Synopses & Reviews
This practical introduction to the techniques needed to produce high-quality mathematical illustrations is suitable for anyone with basic knowledge of coordinate geometry. Bill Casselman combines a completely self-contained step-by-step introduction to the graphics programming language PostScript with an analysis of the requirements of good mathematical illustrations. The many small simple graphics projects can also be used in courses in geometry, graphics, or general mathematics. Code for many of the illustrations is included, and can be downloaded from the book's web site: www.math.ubc.ca/~cass/graphics/manualMathematicians; scientists, engineers, and even graphic designers seeking help in creating technical illustrations need look no further.
"This is a wonderful read...This book is highly recommended for a variety of readers. Authors of mathematics (and various related fields) might learn about how to build better illustrations.
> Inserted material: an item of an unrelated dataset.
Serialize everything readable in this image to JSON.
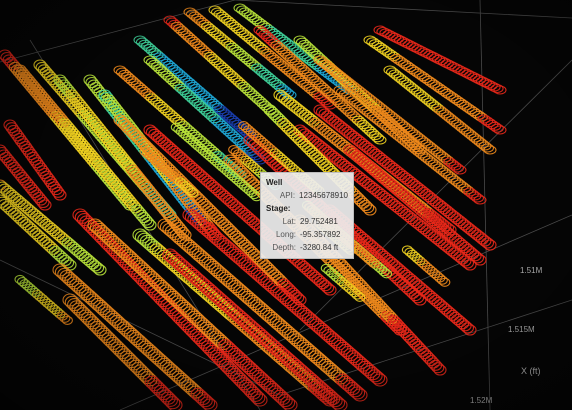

Students of mathematics might use the text to explore a variety of mathematical problems including the convex hull, triangulation, three-dimensional projections and more (indeed the author notes that the book has been used as a text in an undergraduate geometry class). Programming students might use it as a springboard to learn an underused (and perhaps underappreciated) programming language, as well as some basics of geometry. Even casual readers might learn more than a bit of programming, geometry and how to use illustrations to illuminate...This book will take a permanent place on my bookshelf and I will surely recommend it highly to anyone interested in geometry, mathematics, and illustrations as well as those who appreciate a good mathematical read." Computing Reviews"The geometry that best illustrates vector-graphic drawing methods is the subject of Casselman's book... I recommend it to all who are professionally or even casually interested in mathematical illustration... To read this text profitably requires, in addition to paper and pencil, a computer running a PostScript interpreter... Still, for lazy or computerphobic readers there remains close to a third of the book that is superb geometry. These passages can be enjoyed without even a glance at PostScript... Today most images end up in PostScript on the way to the printer, regardless of their origins. Sometimes it becomes necessary to open the arcane code in a text editor and modify PostScript by hand. Even if you will never need to go this far, Casselman's book teaches you to appreciate the marvels of PostScript and of the geometry ideas relevant to this curious computer language." American Scientist"...this manual is a rich and educational guide to applying geometry and getting the most out of PostScript." -MAA Reviews, Thomas Schulte
Combines a completely self-contained step-by-step introduction to the graphics programming language PostScript with advice on what goes into good mathematical illustrations, chapters showing how good graphics can be used to explain mathematics, and a treatment of all the mathematics needed to make such illustrations. The many small simple graphics projects can also be used in courses in geometry, graphics, or general mathematics.
A completely self-contained step-by-step introduction to the graphics programming language PostScript plus advice on what goes into good mathematical illustrations.
About the Author
Bill Casselman holds a doctorate from Princeton University for his work on automorphic forms. He is currently Professor of Mathematics at the University of British Columbia. Additionally, he is the technical editor of the online collected works of Robert Langlands and the Graphics Editor of NOTICES of the American Mathematical Society.
Table of Contents
1. Getting started in PostScript; 2. Elementary coordinate geometry; 3. Variables and procedures; 4. Coordinates and conditionals; 5. Drawing polygons: loops and arrays; 6. Curves; 7. Drawing curves automatically: procedures as arguments; 8. Non-linear 2D transformations: deconstructing paths; 9. Recursion in PostScript; 10. Perspective and homogeneous coordinates; 11. Introduction to drawing in three dimensions; 12. Transformations in 3D; 13. PostScript in 3D; 14. Drawing surfaces in 3D; Appendix 1. Summary of PostScript commands; Appendix 2. Setting up your PostScript environment; Appendix 3. Structured PostScript documents; Appendix 4. Simple text display; Appendix 5. Zooming; Appendix 6. Evaluating polynomials: getting along without variables; Appendix 7. Importing PostScript files; Epilogue.